all of this meaningless (to me) fol-de-rol to import three huge cartons of incense from india… my guess is that i will actually have the incense some time next week, but i’m not going to hold my breath.

* LCL stands for “Less Cargo Load”, which means “less than a shipping container”. the other term is FCL, which stands for “Full Cargo Load” which means “a shipping container”. the people at MSDF REALLY want to send me FCL freight, but it’s simply too much product… 😕

take-away from the 2018 moisture festival

here’s what i want:

i want a tablet that has a USB interface (or not, depending on its disk size) that is approximately 9″x12″ or thereabouts, on which i can store ALL of my music (and, potentially, music for everyone else in the band, as well). if it has a USB interface, then i can have different bands on different flash drives. if not, different bands go in different directories or suchlike. my understanding is that there is an “automatic page-turning” app that one operates with a remote using their feet, but my impression is that most PDF readers switch pages with a swipe, which is pretty much what i do already, anyway…

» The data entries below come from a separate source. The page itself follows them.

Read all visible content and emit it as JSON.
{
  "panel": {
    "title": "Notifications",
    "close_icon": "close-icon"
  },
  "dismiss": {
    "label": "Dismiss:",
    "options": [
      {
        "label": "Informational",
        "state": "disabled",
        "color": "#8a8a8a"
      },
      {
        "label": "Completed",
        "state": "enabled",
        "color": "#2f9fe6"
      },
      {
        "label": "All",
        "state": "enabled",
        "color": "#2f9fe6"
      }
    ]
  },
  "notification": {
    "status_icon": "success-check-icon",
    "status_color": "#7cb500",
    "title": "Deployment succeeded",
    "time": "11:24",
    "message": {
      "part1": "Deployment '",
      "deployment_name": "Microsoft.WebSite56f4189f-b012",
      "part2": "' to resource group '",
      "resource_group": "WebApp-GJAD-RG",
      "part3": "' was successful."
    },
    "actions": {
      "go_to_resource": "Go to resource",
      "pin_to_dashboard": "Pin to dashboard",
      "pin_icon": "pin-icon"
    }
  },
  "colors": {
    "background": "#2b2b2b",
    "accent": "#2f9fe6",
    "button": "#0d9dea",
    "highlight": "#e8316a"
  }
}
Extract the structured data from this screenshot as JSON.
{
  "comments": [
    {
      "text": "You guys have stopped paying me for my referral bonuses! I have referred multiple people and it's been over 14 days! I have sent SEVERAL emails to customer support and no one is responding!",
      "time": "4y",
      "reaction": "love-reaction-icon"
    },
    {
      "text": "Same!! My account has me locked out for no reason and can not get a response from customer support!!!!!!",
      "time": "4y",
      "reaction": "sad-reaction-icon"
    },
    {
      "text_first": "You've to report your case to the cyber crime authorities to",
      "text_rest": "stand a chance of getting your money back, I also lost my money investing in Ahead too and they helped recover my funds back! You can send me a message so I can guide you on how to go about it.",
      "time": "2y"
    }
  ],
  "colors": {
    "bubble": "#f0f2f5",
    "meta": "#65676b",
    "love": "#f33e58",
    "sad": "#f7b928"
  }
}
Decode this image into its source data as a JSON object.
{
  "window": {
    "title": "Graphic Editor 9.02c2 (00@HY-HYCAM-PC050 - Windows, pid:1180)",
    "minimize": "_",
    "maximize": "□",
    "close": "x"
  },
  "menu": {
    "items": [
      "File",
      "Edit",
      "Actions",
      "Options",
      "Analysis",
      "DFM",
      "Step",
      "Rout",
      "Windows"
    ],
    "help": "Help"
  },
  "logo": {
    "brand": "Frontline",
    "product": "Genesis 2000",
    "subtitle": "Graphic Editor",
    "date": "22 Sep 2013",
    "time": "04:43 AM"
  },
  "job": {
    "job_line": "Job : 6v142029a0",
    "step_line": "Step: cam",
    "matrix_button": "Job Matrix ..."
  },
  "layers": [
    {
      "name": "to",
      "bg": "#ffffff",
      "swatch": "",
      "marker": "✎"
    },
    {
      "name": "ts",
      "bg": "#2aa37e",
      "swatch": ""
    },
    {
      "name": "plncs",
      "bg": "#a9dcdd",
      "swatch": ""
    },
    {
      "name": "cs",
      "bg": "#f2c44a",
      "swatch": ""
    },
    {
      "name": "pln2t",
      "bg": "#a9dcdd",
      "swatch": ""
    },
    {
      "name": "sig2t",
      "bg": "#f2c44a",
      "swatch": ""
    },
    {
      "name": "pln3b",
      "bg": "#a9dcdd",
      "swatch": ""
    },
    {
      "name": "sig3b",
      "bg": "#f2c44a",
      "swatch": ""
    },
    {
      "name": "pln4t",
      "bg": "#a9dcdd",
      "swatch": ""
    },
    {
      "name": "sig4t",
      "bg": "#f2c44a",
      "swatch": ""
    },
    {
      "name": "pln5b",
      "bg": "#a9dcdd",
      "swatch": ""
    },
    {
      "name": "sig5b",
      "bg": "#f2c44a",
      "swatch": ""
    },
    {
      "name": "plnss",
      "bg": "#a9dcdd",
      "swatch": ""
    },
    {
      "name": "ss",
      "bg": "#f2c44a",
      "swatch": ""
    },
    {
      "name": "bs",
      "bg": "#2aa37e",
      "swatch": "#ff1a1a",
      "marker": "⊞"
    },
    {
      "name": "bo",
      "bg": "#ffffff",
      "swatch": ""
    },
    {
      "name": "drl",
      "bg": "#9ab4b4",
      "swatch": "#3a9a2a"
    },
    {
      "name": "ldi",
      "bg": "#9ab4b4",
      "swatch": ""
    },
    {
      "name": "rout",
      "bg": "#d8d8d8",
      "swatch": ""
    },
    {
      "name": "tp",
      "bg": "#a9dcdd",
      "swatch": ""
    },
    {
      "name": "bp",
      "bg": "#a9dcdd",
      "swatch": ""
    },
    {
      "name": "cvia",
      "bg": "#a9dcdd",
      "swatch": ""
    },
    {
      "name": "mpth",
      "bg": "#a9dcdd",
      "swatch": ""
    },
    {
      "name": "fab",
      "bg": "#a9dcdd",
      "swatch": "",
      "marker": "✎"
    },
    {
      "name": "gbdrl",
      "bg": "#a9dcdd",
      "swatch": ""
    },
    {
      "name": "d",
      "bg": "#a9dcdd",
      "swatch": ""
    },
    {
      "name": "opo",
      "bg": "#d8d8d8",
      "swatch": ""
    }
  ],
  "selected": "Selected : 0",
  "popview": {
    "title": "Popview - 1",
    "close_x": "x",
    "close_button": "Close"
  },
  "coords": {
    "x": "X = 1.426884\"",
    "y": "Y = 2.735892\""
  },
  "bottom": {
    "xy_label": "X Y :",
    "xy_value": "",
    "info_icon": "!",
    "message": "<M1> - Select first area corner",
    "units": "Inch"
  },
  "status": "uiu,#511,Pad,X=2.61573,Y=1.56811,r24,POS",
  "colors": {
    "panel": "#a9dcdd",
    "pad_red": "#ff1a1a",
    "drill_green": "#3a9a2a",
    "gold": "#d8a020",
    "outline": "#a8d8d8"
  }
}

that way i won’t have to carry around 40 pounds of music, as well as my tuba, music stand and chair…

180325 tom noddy and the littlest gymnast
180325 tom noddy and the littlest gymnast
the second week of the moisture festival — the one that i played in, with the fremont philharmonic — is over. it went really well, i played a majority of the right notes, didn’t drop my music, or lose tunes, made a majority of my cues, kept ALL of my music in alphabetical order, except for the tunes that were “officially” part of the show, so i could find things instantaneously when things changed abruptly without warning…

which they INEVITABLY do at the moisture festival.

hacki and möppi were there, tom noddy was there, sandy was there, frank olivier was there, peewee and joanne (barry and yvonne, couple #69) were there… i saw people that i only see once a year, at the moisture festival… it was the 15th anniversary of the longest running comedy/varieté showcase IN THE WORLD (and my 15th year as a performer in the moisture festival), and hardly anybody mentioned the fact that the palladium is up for sale, and there’s a possibility that whoever buys it will not honour the contracts that events like the moisture festival (and the panto) have with mike hale… but, at least for now, things are happening in a more or less normal, for the moisture festival, way. who knows what’s going to happen next year… apparently somebody does, but it’s not me, and whoever it is, isn’t saying anything.

you’re creeping me out

you are the lady who lives on the west side of 37th Ave. S., between S. 378th and S.376th, who came out of her house after i walked past this evening, and yelled “you’re creeping me out!”

i am the guy who walked past your house in a cloak and hood (it’s actually called a burnous), like this:

180319 you're creeping me out
180319 you’re creeping me out

without looking back, i yelled “i’m sorry”, but i wanted to give you a more complete explanation.

i’m sorry you’re “creeped out” by me, but when you yell at me like that, i want to come back and reassure you that it’s just me, and i’m not dangerous. in fact, i am a human being, with feelings, and it hurts me that you would think of me in that way. i also think that, perhaps, you should critically examine the things that “creep you out”, because they may be steering your life in the wrong direction. i’m not hurting anybody, and the fact that i don’t dress like “normal people” shouldn’t be an issue, as long as i’m not hurting anybody. it’s reactions like yours that make me afraid to walk in our neighbourhood, despite the fact that i’m not dangerous, and i never hurt anyone.

at the same time, you should not expect me to change my habit of dressing strangely and walking through our neighbourhood at dusk, because it’s my right, regardless of how much it creeps you out. 😡

the enlightened rantings of a brain damaged freak